Rhes protein key in spread of Huntington’s disease in the brain
By: Bill Levesque
Pathogenic proteins help spread many neurodegenerative diseases. How they move between brain cells is often shrouded in mystery.
But scientists at Scripps Research’s Florida campus have found that nanotube tunnels that act like roadways capable of transporting cargo between cells can transmit a toxic protein linked to Huntington’s disease from neuron to neuron in the live brains of mouse models.
The finding is an important extension of work published by the same researchers in 2019 that demonstrated how the rhes protein triggered the construction of the nanotube tunnels in cell culture, thus revealing a mechanism allowing the toxic protein to spread in the brain and damage neurons.
The new study, published today in Science Advances, shows that blocking rhes could halt the spread of the toxic protein. The study’s senior author, Srinivasa Subramaniam, Ph.D., said the hope is that scientists might one day find a drug to essentially block that roadway, thereby hindering or halting the progression of the degenerative and irreversible neurological condition.
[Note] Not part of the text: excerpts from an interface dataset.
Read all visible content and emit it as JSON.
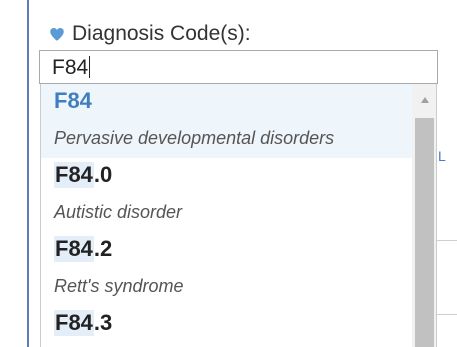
{
  "field": {
    "label": "Diagnosis Code(s):",
    "input_value": "F84"
  },
  "dropdown": {
    "options": [
      {
        "match": "F84",
        "rest": "",
        "description": "Pervasive developmental disorders",
        "highlighted": true
      },
      {
        "match": "F84",
        "rest": ".0",
        "description": "Autistic disorder",
        "highlighted": false
      },
      {
        "match": "F84",
        "rest": ".2",
        "description": "Rett's syndrome",
        "highlighted": false
      },
      {
        "match": "F84",
        "rest": ".3",
        "description": "",
        "highlighted": false
      }
    ]
  },
  "icons": {
    "label_icon": "heart-icon",
    "scroll_icon": "triangle-up-icon"
  },
  "colors": {
    "accent": "#5b9bd5",
    "highlight_bg": "#eef5fb",
    "match_text": "#3f7fbf"
  },
  "background": {
    "partial_link_text": "L"
  }
}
“We hope to screen molecules that can prevent the transport of toxic proteins in these tubes,” he said. “The future plan is to really target this protein.”
The discovery of the nanotube tunnels several years ago was a major step forward in understanding how Huntington’s disease attacks brain cells.
“The question after our 2019 study was, does this happen in real life? Can it move neuron to neuron in real brain where rhes is present?” said Subramaniam, an associate professor in the Department of Neuroscience at Scripps Florida. “We’ve now found that, yes, this protein can move between neurons in vivo,” or in the living brain of a mouse model.